For all the reasons Gumport names so compellingly, we at the Los Angeles Review of Books have steered clear of simple, single-book reviews, opting whenever possible to post essays that do something more than just anoint or denounce a particular book. There are a million titles a year being published, and millions already published; I read books for a living, as many books as anyone, and yet I need help sorting through them. A dozen of us come together each week and share our reading, and all of us read all the time, and still we need help figuring out what to cover. Back in graduate school, I began to notice that my colleagues and I, averse as we were to making literary judgments, were perfectly happy to evaluate everything else: somebody’s taco stand, somebody’s cocaine, somebody’s art film. Just not poetry. Not novels. And this despite the fact that we knew more about the history of the novel than we did about film or pharmacology. It was silly of us to pretend not to discriminate, and irresponsible, I think, not to make a point of sharing our discriminations about the books we were reading. I need help to know what virus protection program to use, whether or not I have cancer, when my timing belt needs changing; I need the advice of people who pay attention to such things.

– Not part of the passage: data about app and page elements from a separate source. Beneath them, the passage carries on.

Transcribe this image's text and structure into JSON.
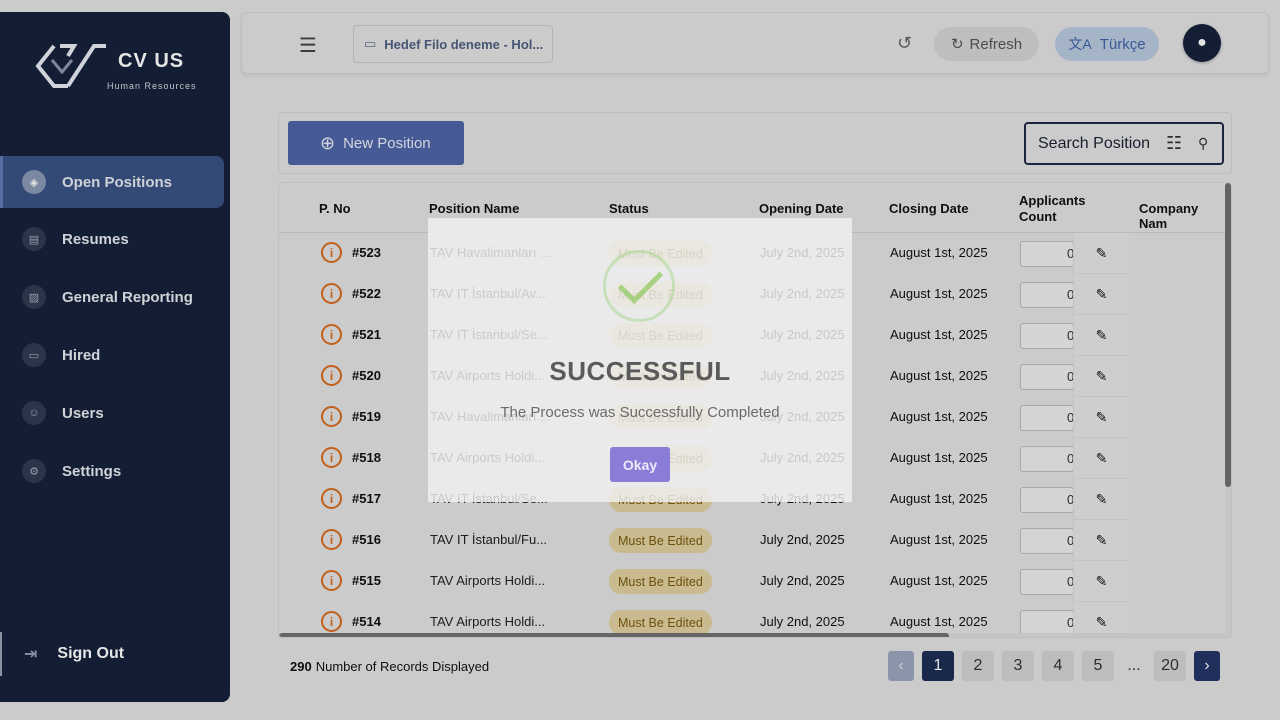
{
  "sidebar": {
    "logo_text": "CV US",
    "logo_sub": "Human Resources",
    "items": [
      {
        "label": "Open Positions",
        "icon": "layers-icon"
      },
      {
        "label": "Resumes",
        "icon": "document-icon"
      },
      {
        "label": "General Reporting",
        "icon": "chart-icon"
      },
      {
        "label": "Hired",
        "icon": "briefcase-icon"
      },
      {
        "label": "Users",
        "icon": "users-icon"
      },
      {
        "label": "Settings",
        "icon": "gear-icon"
      }
    ],
    "signout_label": "Sign Out"
  },
  "topbar": {
    "tenant_label": "Hedef Filo deneme - Hol...",
    "refresh_label": "Refresh",
    "language_label": "Türkçe"
  },
  "toolbar": {
    "new_position_label": "New Position",
    "search_label": "Search Position"
  },
  "table": {
    "headers": [
      "P. No",
      "Position Name",
      "Status",
      "Opening Date",
      "Closing Date",
      "Applicants Count",
      "Company Nam"
    ],
    "rows": [
      {
        "no": "#523",
        "name": "TAV Havalimanları ...",
        "status": "Must Be Edited",
        "opening": "July 2nd, 2025",
        "closing": "August 1st, 2025",
        "count": "0"
      },
      {
        "no": "#522",
        "name": "TAV IT İstanbul/Av...",
        "status": "Must Be Edited",
        "opening": "July 2nd, 2025",
        "closing": "August 1st, 2025",
        "count": "0"
      },
      {
        "no": "#521",
        "name": "TAV IT İstanbul/Se...",
        "status": "Must Be Edited",
        "opening": "July 2nd, 2025",
        "closing": "August 1st, 2025",
        "count": "0"
      },
      {
        "no": "#520",
        "name": "TAV Airports Holdi...",
        "status": "Must Be Edited",
        "opening": "July 2nd, 2025",
        "closing": "August 1st, 2025",
        "count": "0"
      },
      {
        "no": "#519",
        "name": "TAV Havalimanları ...",
        "status": "Must Be Edited",
        "opening": "July 2nd, 2025",
        "closing": "August 1st, 2025",
        "count": "0"
      },
      {
        "no": "#518",
        "name": "TAV Airports Holdi...",
        "status": "Must Be Edited",
        "opening": "July 2nd, 2025",
        "closing": "August 1st, 2025",
        "count": "0"
      },
      {
        "no": "#517",
        "name": "TAV IT İstanbul/Se...",
        "status": "Must Be Edited",
        "opening": "July 2nd, 2025",
        "closing": "August 1st, 2025",
        "count": "0"
      },
      {
        "no": "#516",
        "name": "TAV IT İstanbul/Fu...",
        "status": "Must Be Edited",
        "opening": "July 2nd, 2025",
        "closing": "August 1st, 2025",
        "count": "0"
      },
      {
        "no": "#515",
        "name": "TAV Airports Holdi...",
        "status": "Must Be Edited",
        "opening": "July 2nd, 2025",
        "closing": "August 1st, 2025",
        "count": "0"
      },
      {
        "no": "#514",
        "name": "TAV Airports Holdi...",
        "status": "Must Be Edited",
        "opening": "July 2nd, 2025",
        "closing": "August 1st, 2025",
        "count": "0"
      }
    ]
  },
  "footer": {
    "record_count": "290",
    "record_label": "Number of Records Displayed",
    "pages": [
      "1",
      "2",
      "3",
      "4",
      "5",
      "...",
      "20"
    ]
  },
  "modal": {
    "title": "SUCCESSFUL",
    "message": "The Process was Successfully Completed",
    "okay_label": "Okay"
  }
}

People should be able to count on us, professional readers and writers, to let them know what’s up, to give them, as best we can, a review of books.
TOM LUTZ lareviewofbooks